CASE STUDY

THE RECESSION OF 2001

unemployment rate rose from 3.9 percent in December 2000 to 4.9 percent in August 2001 and to 6.3 percent in June 2003. The unemployment rate then began to decline. By January 2005, unemployment ha:d fallen back to 5.2 percent.What caused the recession, and what ended it? The answer to both questions is shifts in aggregate demand.

The recession began with the end of the dot-com bubble in the stock market. During the 1990s, many stock-market investors became optimistic about information technology, and they bid up stock prices, particularly of high-tech companies. With hindsight, it is fair to say that this optimism was excessive. Eventually, the optimism faded, and stock prices fell by about 25 percent from August 2000 to August 200 1. The fall in the stock market reduced household wealth, which in turn reduced consumer spending. In addition, when the new technologies started to appear less profitable than they had originally seemed, vestment spending fell. The aggregate-demand curve shifted to the left.
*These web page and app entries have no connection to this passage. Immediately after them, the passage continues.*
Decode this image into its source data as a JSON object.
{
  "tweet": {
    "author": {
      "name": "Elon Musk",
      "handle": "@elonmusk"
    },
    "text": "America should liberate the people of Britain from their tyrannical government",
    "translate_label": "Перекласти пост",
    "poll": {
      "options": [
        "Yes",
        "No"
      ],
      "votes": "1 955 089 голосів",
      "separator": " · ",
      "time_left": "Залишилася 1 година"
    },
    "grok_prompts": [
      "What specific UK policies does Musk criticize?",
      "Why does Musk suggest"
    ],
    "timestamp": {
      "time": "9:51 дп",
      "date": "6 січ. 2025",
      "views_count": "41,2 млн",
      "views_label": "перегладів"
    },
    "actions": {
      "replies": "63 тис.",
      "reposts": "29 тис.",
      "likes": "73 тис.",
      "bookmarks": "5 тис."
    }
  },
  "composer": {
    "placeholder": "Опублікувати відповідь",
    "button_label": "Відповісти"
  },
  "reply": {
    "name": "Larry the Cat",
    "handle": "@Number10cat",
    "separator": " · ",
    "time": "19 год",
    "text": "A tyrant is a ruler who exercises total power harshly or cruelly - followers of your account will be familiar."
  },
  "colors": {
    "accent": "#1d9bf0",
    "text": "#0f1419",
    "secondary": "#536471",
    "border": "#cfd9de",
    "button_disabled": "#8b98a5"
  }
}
The third event that put downward pressure on aggregate demand was a series of corporate accounting scandals. During 2001 and 2002, several major corporations, including Enron and World Com, were found to have misled the public about their profitability. When the truth became known, the value of their stock plummeted. Even honest companies experienced stock declines, as stock-market investors became less
trustful of all accounting data. This fall in the stock market further depressed aggregate demand.
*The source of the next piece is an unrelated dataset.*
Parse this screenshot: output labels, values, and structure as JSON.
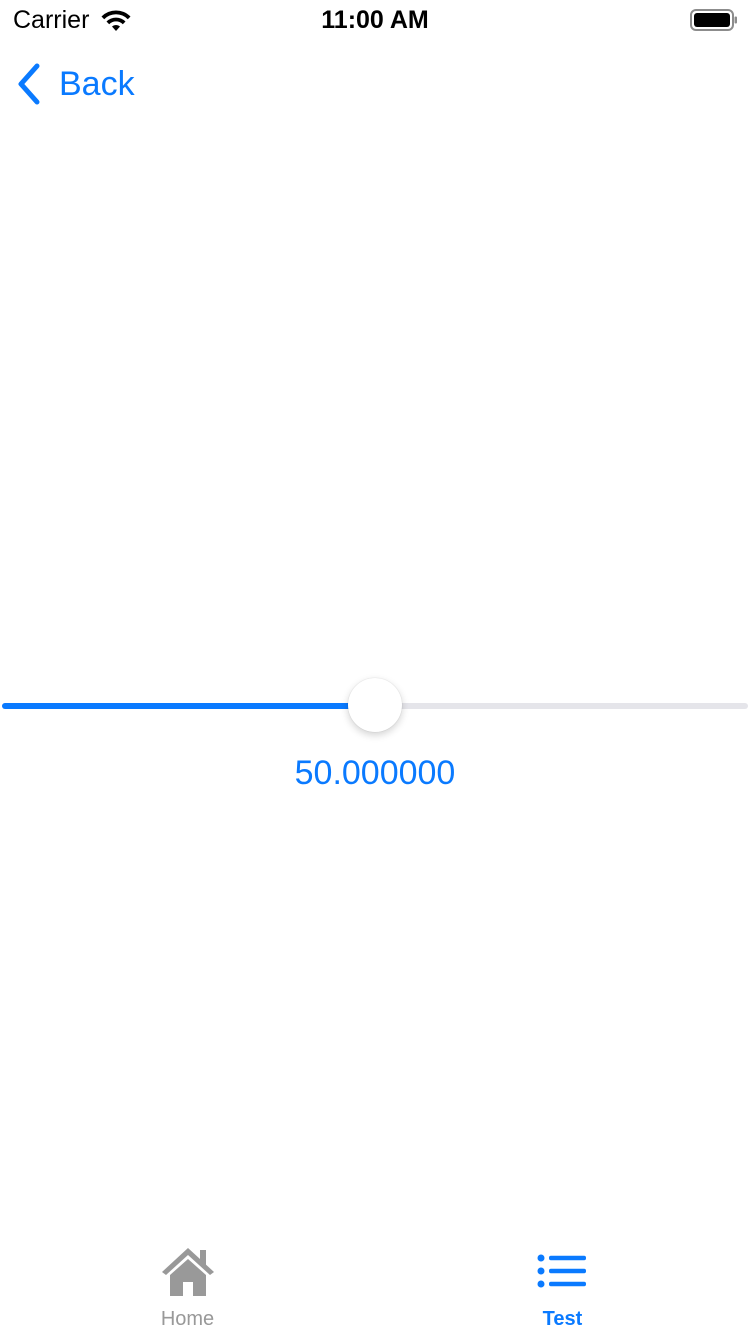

Policymakers were quick to respond to these events. As soon as the economic slowdown became apparent, the Federal Reserve pursued expansionary monetary policy. Money growth accelerated, and interest rates fell. The federal funds rate (the interest rate on loans between banks that the Fed uses as its short-term policy target) fell from 6.5 percent in December 2000 to 1.0 percent in June 2003. Lower interest rates stimulated spending by reducing the cost of borrowing. At the same time, with the president’s urging, Congress passed a tax cut in 2001, including an immediate tax rebate, and another tax cut in 2003 .. One goal of these tax cuts was to stimulate consumer and investment spending. Interest-rate cuts and tax cuts both shifted the aggregate-demand curve to the right, off setting the three contraction shocks the economy had experienced.
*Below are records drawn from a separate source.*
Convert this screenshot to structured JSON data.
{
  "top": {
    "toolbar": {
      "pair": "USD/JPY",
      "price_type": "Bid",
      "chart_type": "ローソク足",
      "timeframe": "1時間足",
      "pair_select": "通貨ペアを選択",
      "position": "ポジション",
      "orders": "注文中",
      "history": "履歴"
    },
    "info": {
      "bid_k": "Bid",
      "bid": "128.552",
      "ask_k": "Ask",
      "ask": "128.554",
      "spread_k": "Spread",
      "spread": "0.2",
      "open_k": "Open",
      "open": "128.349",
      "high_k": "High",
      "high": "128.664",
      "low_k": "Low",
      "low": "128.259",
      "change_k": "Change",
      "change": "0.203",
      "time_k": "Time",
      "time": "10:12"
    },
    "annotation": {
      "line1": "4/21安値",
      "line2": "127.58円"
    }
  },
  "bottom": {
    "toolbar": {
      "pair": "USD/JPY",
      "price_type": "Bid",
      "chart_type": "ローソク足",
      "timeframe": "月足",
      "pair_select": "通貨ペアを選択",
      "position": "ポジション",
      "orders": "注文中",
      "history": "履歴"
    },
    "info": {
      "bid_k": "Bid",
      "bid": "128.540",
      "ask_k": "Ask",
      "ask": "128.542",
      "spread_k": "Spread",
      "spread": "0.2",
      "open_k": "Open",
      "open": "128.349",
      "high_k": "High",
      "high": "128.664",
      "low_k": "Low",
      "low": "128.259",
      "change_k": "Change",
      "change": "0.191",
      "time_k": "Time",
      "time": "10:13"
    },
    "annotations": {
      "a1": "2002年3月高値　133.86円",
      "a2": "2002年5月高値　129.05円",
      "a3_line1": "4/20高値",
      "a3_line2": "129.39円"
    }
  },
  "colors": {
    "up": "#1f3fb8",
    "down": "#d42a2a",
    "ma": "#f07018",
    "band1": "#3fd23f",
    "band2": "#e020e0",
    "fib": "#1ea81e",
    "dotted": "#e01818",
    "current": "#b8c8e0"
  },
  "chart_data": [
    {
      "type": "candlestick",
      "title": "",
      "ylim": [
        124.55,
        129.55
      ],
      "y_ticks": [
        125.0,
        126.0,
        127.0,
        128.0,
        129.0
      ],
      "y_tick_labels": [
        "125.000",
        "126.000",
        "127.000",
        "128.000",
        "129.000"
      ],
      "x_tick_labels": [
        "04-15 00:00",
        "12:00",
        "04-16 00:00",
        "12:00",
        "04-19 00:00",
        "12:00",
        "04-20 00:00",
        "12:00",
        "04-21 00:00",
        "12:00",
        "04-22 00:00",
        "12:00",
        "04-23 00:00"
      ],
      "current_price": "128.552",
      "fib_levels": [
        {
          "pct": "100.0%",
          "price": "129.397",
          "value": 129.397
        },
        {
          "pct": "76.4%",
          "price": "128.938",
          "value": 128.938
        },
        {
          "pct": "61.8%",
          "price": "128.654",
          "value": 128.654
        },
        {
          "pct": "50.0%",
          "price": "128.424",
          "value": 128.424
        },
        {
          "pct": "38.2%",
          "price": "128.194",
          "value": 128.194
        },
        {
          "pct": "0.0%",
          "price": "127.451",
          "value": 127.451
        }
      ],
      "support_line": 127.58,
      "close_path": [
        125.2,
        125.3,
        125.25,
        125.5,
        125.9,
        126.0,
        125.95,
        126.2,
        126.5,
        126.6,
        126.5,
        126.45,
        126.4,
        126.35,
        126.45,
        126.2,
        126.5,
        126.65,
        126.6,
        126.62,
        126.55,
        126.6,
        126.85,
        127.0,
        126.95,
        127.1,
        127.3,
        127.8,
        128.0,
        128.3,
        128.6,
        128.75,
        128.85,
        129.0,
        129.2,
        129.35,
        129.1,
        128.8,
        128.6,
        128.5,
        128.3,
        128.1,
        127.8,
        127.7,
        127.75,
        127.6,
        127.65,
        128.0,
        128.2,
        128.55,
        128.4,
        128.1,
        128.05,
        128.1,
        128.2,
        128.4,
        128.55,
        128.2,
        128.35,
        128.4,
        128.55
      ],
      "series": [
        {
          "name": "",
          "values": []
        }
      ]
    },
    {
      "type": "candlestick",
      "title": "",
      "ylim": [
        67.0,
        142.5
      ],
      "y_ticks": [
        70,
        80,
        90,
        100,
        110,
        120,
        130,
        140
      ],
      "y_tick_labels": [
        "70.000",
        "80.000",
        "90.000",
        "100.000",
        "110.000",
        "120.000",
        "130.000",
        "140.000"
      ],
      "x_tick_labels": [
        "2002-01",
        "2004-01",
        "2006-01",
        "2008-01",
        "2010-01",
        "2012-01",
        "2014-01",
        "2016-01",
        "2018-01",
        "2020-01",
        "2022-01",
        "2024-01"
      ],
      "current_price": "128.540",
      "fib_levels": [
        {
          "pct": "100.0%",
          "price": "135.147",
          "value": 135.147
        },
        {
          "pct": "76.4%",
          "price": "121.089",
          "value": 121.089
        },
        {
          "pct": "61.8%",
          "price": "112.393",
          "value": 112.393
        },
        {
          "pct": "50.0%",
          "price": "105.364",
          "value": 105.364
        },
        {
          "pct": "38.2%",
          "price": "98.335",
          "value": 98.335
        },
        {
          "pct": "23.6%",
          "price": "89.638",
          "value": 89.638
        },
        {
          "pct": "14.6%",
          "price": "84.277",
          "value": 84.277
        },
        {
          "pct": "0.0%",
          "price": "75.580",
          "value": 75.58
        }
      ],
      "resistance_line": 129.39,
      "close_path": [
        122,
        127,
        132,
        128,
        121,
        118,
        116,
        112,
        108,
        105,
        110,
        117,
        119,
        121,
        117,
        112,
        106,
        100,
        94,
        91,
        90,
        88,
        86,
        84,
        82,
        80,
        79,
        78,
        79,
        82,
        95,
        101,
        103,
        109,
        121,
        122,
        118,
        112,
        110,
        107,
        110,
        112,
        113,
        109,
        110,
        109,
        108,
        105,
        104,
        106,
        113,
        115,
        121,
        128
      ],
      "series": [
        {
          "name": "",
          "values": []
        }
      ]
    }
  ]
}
The recession of 2001 is a reminder of the many kinds of events that can influence aggregate demand and, thus, the direction of the economy.